There's a reason teens are nodding off in class, and it's not just that last lecture on polynomials. They're sleepy. And a reason why they're sleepy is that school starts too damn early.
For years, people have pushed for later school start times for middle and high school students, who've been dragging their bodies into the school ground as early as 7am. In short, school schedules aren't synchronised to adolescent biology.
While most little kids are early risers by nature, a shift occurs in the sleep-wake cycle at puberty, and most teens get their best sleep between 11pm and 8am. So when a student has to wake up at 6am to catch the bus, that's a loss of two or more hours of unrecoverable sleep each day.
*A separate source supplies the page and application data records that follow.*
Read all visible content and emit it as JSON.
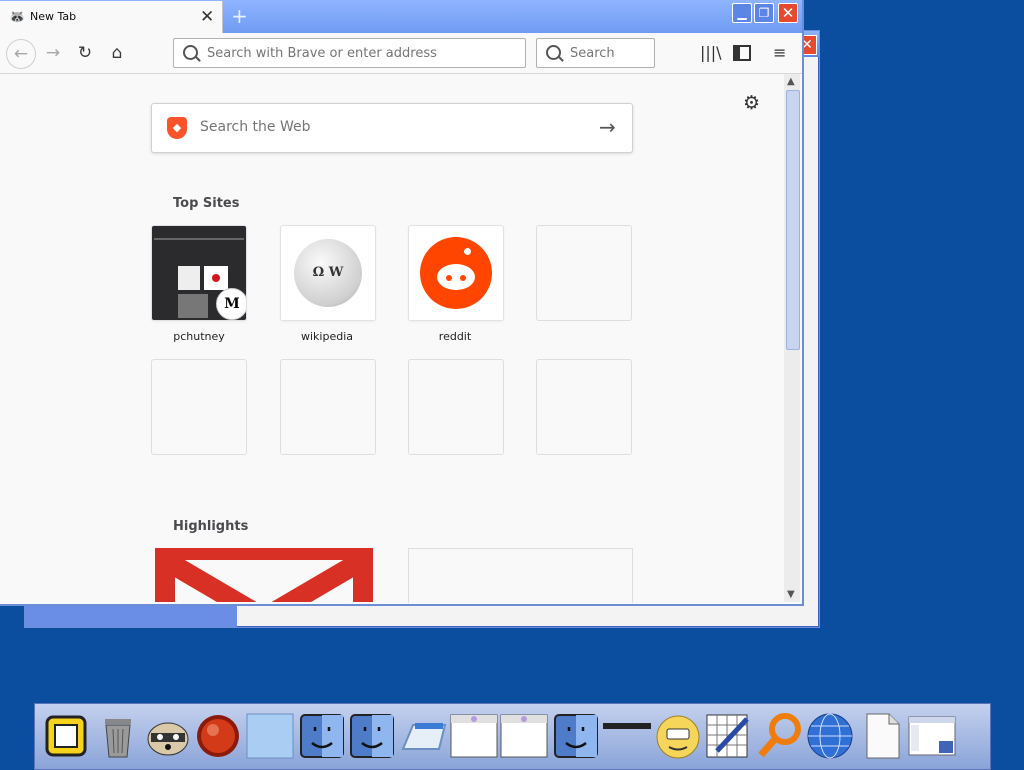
{
  "browser": {
    "tab": {
      "title": "New Tab",
      "close": "✕"
    },
    "new_tab": "+",
    "window_buttons": {
      "minimize": "▁",
      "restore": "❐",
      "close": "✕"
    },
    "toolbar": {
      "back": "←",
      "forward": "→",
      "reload": "↻",
      "home": "⌂",
      "address_placeholder": "Search with Brave or enter address",
      "search_placeholder": "Search",
      "menu": "≡"
    }
  },
  "newtab": {
    "settings": "⚙",
    "web_search_placeholder": "Search the Web",
    "web_search_submit": "→",
    "top_sites_label": "Top Sites",
    "top_sites": [
      {
        "label": "pchutney"
      },
      {
        "label": "wikipedia"
      },
      {
        "label": "reddit"
      },
      {
        "label": ""
      },
      {
        "label": ""
      },
      {
        "label": ""
      },
      {
        "label": ""
      },
      {
        "label": ""
      }
    ],
    "highlights_label": "Highlights"
  },
  "colors": {
    "desktop": "#0b4ea0",
    "titlebar": "#6f9bf2",
    "brave": "#fb542b",
    "reddit": "#ff4500",
    "gmail": "#d93025"
  },
  "dock_icons": [
    "finder-folder-icon",
    "trash-icon",
    "raccoon-icon",
    "red-orb-icon",
    "blank-window-icon",
    "finder-icon",
    "finder-icon",
    "mail-icon",
    "window-icon",
    "window-icon",
    "finder-icon",
    "divider-icon",
    "smiley-icon",
    "pen-grid-icon",
    "magnifier-icon",
    "globe-icon",
    "document-icon",
    "window-icon"
  ]
}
As one study put it, "a 7am alarm call for older adolescents is the equivalent of a 4:30am start for a teacher in their 50s."
That, of course, can lead to problems associated with inefficient sleep, including depression, obesity, migraines, and a weakened immune system. Teens who don't get enough sleep are also more likely to be involved in car accidents and engage in risky behaviours such as smoking, drinking and drug abuse.
It's one of the biggest parenting challenges. getting your kids to go to sleep, but it's so important for their developing brains and bodies. Sleep recommendations vary by age, so here's a handy reference chart.
Of course, there are hurdles to cross — some are worried that later start times would leave little time for extracurriculars, or that the shift would make parents late to work. In the US, advocacy group Start School Later has responses to just about any concern you can think of.
Parents should do their part, too, by enforcing screen time limits and helping their kids get better sleep.